Abramoff, M. D., Magelhaes, P. J. & Ram, S. J. Image processing with Image J. Biophotonics Int. 11, 36–42 (2004).
Shi, J., Blundell, T. L. & Mizuguchi, K. FUGUE: sequence-structure homology recognition using environment-specific substitution tables and structure-dependent gap penalties. J. Mol. Biol. 310, 243–257 (2001).
McGuffin, L. J., Bryson, K. & Jones, D. T. The PSIPRED protein structure prediction server. Bioinformatics 16, 404–405 (2000).
Eswar, N., Eramian, D., Webb, B., Shen, M. Y. & Sali, A. Protein structure modeling with MODELLER. Methods Mol. Biol. 426, 145–159 (2008).
Goldenberg, S. J. et al. Structure of the Cand1-Cul1-Roc1 complex reveals regulatory mechanisms for the assembly of the multisubunit cullin-dependent ubiquitin ligases. Cell 119, 517–528 (2004).
We thank Drs Douglas Yee and Dedra Fagan (University of Minnesota) for the gift of the TAM-R T47D cell line; Dr Takao Yamori (Cancer Chemotherapy Centre, Japanese Foundation for Cancer Research) for the gift of the HBC4 breast cancer cell line; Dr Jun-ichi Kurebayashi (Kawasaki Medical School) for the gifts of the KPL-3C and KPL-1 breast cancer cell lines; Drs Kazuhiro Ikeda and Satoshi Inoue (Saitama Medical University) for the gifts of the TAM-R-MCF-7 cells; and Drs Tomoya Fukawa and Kazuma Kiyotani (The University of Tokushima) for helpful discussions. We acknowledge support from the Takeda Science Foundation, Naito Foundation, the Mochida Memorial Foundation for Medical and Pharmaceutical Research, the Takamatsunomiya Princess Memorial Foundation, Project Future of Relay For Life Japan and a Grant-in-Aid for Scientific Research on Innovative Areas from MEXT (T.K., 2011–2012) (23134504), (T.K., 2013-2014)(25134712).

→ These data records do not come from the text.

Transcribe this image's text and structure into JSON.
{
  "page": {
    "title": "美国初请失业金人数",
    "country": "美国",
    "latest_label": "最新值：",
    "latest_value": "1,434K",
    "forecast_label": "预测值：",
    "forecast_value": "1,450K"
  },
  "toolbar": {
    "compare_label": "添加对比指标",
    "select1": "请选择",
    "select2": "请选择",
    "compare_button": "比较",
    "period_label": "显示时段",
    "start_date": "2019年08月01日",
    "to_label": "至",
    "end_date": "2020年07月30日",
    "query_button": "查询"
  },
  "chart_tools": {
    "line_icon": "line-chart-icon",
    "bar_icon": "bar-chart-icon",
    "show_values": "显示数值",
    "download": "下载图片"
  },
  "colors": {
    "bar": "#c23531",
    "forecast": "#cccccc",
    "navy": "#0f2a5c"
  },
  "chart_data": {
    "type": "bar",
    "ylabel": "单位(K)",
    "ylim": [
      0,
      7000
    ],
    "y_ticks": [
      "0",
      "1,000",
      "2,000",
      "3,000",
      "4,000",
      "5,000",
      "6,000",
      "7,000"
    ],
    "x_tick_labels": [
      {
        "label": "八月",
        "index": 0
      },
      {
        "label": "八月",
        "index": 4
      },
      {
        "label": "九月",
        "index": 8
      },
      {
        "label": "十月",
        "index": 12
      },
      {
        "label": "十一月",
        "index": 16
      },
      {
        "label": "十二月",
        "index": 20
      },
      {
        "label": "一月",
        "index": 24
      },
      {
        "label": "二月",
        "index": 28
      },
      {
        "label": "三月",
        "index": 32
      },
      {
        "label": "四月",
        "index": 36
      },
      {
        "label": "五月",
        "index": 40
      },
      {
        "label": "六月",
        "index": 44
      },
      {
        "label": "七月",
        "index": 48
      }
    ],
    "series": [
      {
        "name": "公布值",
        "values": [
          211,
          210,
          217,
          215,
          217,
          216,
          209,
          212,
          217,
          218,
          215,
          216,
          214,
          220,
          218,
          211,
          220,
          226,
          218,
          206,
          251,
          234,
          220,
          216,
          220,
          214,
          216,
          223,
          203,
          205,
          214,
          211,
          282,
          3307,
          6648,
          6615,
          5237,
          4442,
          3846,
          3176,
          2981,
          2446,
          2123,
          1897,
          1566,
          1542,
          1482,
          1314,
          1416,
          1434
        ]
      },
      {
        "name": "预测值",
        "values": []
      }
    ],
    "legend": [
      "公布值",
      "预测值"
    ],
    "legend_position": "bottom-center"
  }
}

Toyomasa Katagiri is an external board member of OncoTherapy Science, Inc. The remaining authors declare no competing financial interest.
About this article
Cite this article
Yoshimaru, T., Komatsu, M., Matsuo, T. et al. Targeting BIG3–PHB2 interaction to overcome tamoxifen resistance in breast cancer cells. Nat Commun 4, 2443 (2013). https://doi.org/10.1038/ncomms3443
Journal of Human Genetics (2021)
Nature Reviews Endocrinology (2020)
BMX activates Wnt/β-catenin signaling pathway to promote cell proliferation and migration in breast cancer
Breast Cancer (2020)
Significance of prohibitin domain family in tumorigenesis and its implication in cancer diagnosis and treatment
Cell Death & Disease (2018)
Nature Communications (2017)